Barbara Allen’s poignant memoir about growing up in the home of a belligerent duplicitous hoarder is told from the perspective of a fourteen year old living the experience. She has the constant support of her twelve year old sister as the only other household member who seems to understand something is incredibly wrong here. It is comprised of thirty-four vignettes and an epilogue, most of which are singularly bitter-sweet, with a nimbus of humor that only the dual perspective of innocent narrator and adult reader can imbue.
Most of the episodes involve the seemingly limitless extent of her father’s self absorption at the expense of his family and its oh so many unpleasant expressions; her mother’s escape into a haze of tobacco smoke, soap operas and board games; and the degradation to which they both subject themselves and their six children, six dogs, and who knows how many cats. Toward the end, the tales evolve into a series of interconnected incidents during which the children’s hopes are first raised by the involvement of State Department of Children and Family Services and then dashed by the unforgivable incompetence of the useless case worker.

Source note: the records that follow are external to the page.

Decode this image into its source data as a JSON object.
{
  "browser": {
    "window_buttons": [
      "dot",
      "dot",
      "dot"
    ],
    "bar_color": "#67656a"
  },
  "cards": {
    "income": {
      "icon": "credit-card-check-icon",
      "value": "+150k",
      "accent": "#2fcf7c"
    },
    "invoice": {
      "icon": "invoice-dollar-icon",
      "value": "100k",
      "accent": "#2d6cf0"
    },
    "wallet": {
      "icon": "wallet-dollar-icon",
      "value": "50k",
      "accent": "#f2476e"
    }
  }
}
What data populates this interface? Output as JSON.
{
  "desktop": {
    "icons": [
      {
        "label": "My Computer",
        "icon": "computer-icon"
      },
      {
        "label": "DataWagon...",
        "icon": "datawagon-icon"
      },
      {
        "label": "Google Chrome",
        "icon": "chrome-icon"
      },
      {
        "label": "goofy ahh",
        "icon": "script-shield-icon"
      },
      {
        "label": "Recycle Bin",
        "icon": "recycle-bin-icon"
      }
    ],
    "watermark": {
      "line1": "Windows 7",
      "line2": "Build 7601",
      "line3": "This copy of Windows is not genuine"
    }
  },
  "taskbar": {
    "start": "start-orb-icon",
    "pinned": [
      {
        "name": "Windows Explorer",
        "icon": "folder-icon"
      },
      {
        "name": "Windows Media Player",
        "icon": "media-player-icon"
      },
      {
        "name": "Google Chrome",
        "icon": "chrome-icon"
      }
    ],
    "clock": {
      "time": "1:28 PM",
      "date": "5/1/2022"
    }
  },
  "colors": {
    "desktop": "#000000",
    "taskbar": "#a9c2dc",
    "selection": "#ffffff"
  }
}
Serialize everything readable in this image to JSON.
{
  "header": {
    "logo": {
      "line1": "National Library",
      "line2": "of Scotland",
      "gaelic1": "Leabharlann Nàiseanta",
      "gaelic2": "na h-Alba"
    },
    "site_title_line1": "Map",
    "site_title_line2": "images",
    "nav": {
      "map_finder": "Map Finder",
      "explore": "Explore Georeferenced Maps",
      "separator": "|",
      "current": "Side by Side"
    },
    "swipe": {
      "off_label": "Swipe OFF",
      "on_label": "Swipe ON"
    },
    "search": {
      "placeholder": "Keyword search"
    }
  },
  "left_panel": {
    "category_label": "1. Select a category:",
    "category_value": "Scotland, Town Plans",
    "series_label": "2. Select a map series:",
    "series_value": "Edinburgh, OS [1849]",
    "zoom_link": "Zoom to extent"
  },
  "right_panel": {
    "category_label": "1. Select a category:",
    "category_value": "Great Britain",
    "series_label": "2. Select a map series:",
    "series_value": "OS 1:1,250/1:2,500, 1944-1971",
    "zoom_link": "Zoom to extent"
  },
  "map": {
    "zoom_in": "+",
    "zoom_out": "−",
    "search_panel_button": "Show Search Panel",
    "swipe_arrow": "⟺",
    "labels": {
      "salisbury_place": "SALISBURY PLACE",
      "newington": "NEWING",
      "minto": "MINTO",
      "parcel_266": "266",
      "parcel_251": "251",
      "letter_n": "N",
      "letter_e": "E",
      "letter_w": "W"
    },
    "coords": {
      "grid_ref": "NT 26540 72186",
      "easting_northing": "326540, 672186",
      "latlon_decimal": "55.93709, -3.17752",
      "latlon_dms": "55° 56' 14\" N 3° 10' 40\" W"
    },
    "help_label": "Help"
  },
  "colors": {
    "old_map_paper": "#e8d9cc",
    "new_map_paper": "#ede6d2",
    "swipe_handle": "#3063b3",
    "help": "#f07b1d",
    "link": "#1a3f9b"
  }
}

The images of the penny pinching father regularly buying damaged eggs at a farm, the extent of the squalor of their home including the one-bath-per-week rule, of the humiliation the two girls experience going to school filthy wearing hand me down clothing, of the Sunday “excursions” in which the father attempts to get all eight of them invited to dinner by arriving unannounced on the doorstep of church acquaintances, and all the rest of it are apt to remain with the reader for some time to come. Amid the horror stories are the real people who in some way reach out to the children. These include the maternal grandmother who takes them two at a time for a weekend glimpse of love and normalcy, the best friend willing to drink a cup of coffee with an oil slick without flinching, and the new neighbors who call the DCF.
The title of the book comes from the various scenarios the girls seriously postulate might have brought them to this wretched condition, including wrong babies brought home from the hospital, adoption, and nice children stolen from car. While the hoarder phenomena has gotten plenty of reality TV time lately, this written insight is far more compelling than simple images of rooms filled with junk, and goes well beyond the insipid politically correct notion of viewing hoarders simply as people with an affliction to the largely unsympathetic portrait of a controlling man whose colossal selfishness seemingly knows no bounds. His habits are at least second generation, to be sure, yet even this revelation does little to soften one’s image of the man.
The book is available in paperback and on Kindle.
- ISBN-13: 9781475192636
- Publisher: CreateSpace
- Publication date: 5/18/2012
- Pages: 94
- List price: $12.95
See also Barbara’s blog of the same name.